* **PROBLEM STATEMENT**: Pick each line containing "title" out of the records.

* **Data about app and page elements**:

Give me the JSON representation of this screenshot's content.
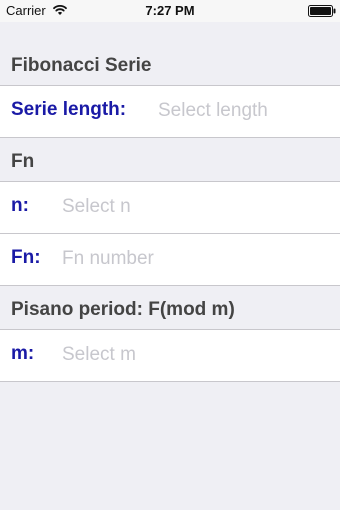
{
  "status_bar": {
    "carrier": "Carrier",
    "time": "7:27 PM",
    "wifi_icon": "wifi-icon",
    "battery_icon": "battery-icon"
  },
  "sections": {
    "fibonacci": {
      "title": "Fibonacci Serie",
      "serie_length": {
        "label": "Serie length:",
        "value": "",
        "placeholder": "Select length"
      }
    },
    "fn": {
      "title": "Fn",
      "n": {
        "label": "n:",
        "value": "",
        "placeholder": "Select n"
      },
      "fn_number": {
        "label": "Fn:",
        "value": "",
        "placeholder": "Fn number"
      }
    },
    "pisano": {
      "title": "Pisano period: F(mod m)",
      "m": {
        "label": "m:",
        "value": "",
        "placeholder": "Select m"
      }
    }
  },
  "colors": {
    "label_blue": "#1a1aa6",
    "background": "#efeff4",
    "placeholder": "#c7c7cd"
  }
}
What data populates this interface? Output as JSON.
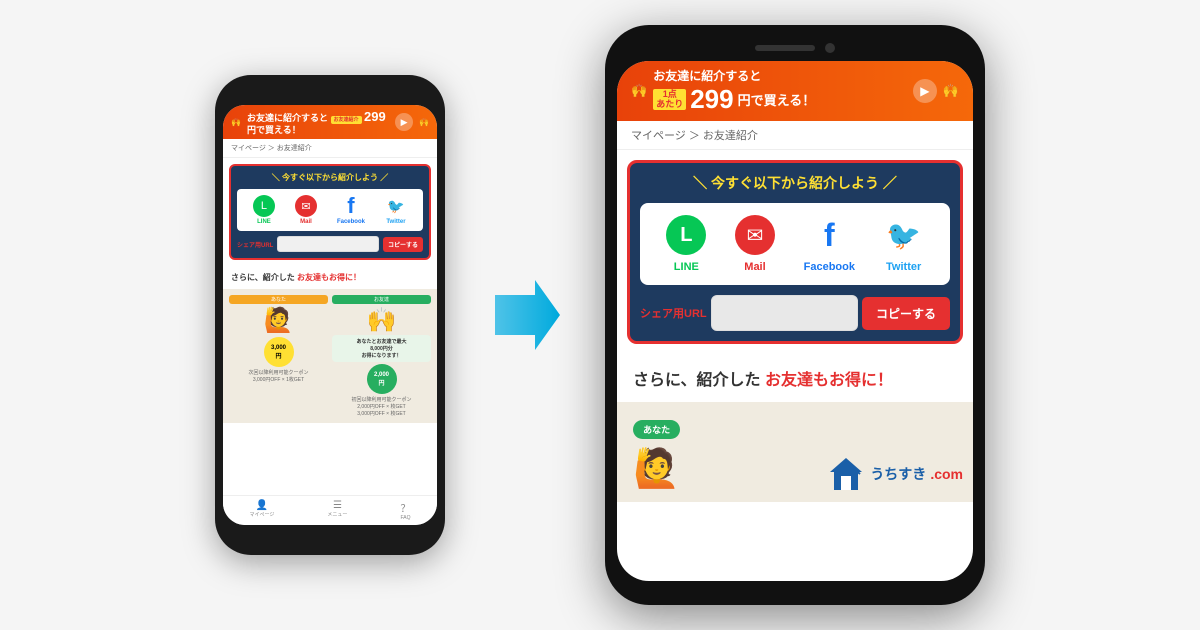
{
  "small_phone": {
    "banner": {
      "pre_text": "お友達に紹介すると",
      "price": "299",
      "unit": "円で買える！",
      "badge": "お友達紹介"
    },
    "breadcrumb": "マイページ ＞ お友達紹介",
    "share_section": {
      "title": "＼ 今すぐ以下から紹介しよう ／",
      "buttons": [
        {
          "id": "line",
          "label": "LINE",
          "icon": "L"
        },
        {
          "id": "mail",
          "label": "Mail",
          "icon": "✉"
        },
        {
          "id": "facebook",
          "label": "Facebook",
          "icon": "f"
        },
        {
          "id": "twitter",
          "label": "Twitter",
          "icon": "🐦"
        }
      ],
      "url_label": "シェア用URL",
      "copy_label": "コピーする"
    },
    "further_text": "さらに、紹介した",
    "further_highlight": "お友達もお得に！",
    "nav": [
      {
        "label": "マイページ",
        "icon": "👤"
      },
      {
        "label": "メニュー",
        "icon": "☰"
      },
      {
        "label": "FAQ",
        "icon": "？"
      }
    ]
  },
  "large_phone": {
    "banner": {
      "pre_text": "お友達に紹介すると",
      "price": "299",
      "unit": "円で買える！",
      "badge_line1": "1点",
      "badge_line2": "あたり"
    },
    "breadcrumb": "マイページ ＞ お友達紹介",
    "share_section": {
      "title": "＼ 今すぐ以下から紹介しよう ／",
      "buttons": [
        {
          "id": "line",
          "label": "LINE",
          "icon": "L"
        },
        {
          "id": "mail",
          "label": "Mail",
          "icon": "✉"
        },
        {
          "id": "facebook",
          "label": "Facebook",
          "icon": "f"
        },
        {
          "id": "twitter",
          "label": "Twitter",
          "icon": "🐦"
        }
      ],
      "url_label": "シェア用URL",
      "copy_label": "コピーする"
    },
    "further_text": "さらに、紹介した",
    "further_highlight": "お友達もお得に！",
    "logo": {
      "text": "うちすき",
      "domain": ".com"
    },
    "anata": "あなた"
  },
  "arrow": "→"
}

* **TASK RESPONSE**:
      "title": "Fibonacci Serie",
      "title": "Fn",
      "title": "Pisano period: F(mod m)",
      "title": "＼ 今すぐ以下から紹介しよう ／",
      "title": "＼ 今すぐ以下から紹介しよう ／",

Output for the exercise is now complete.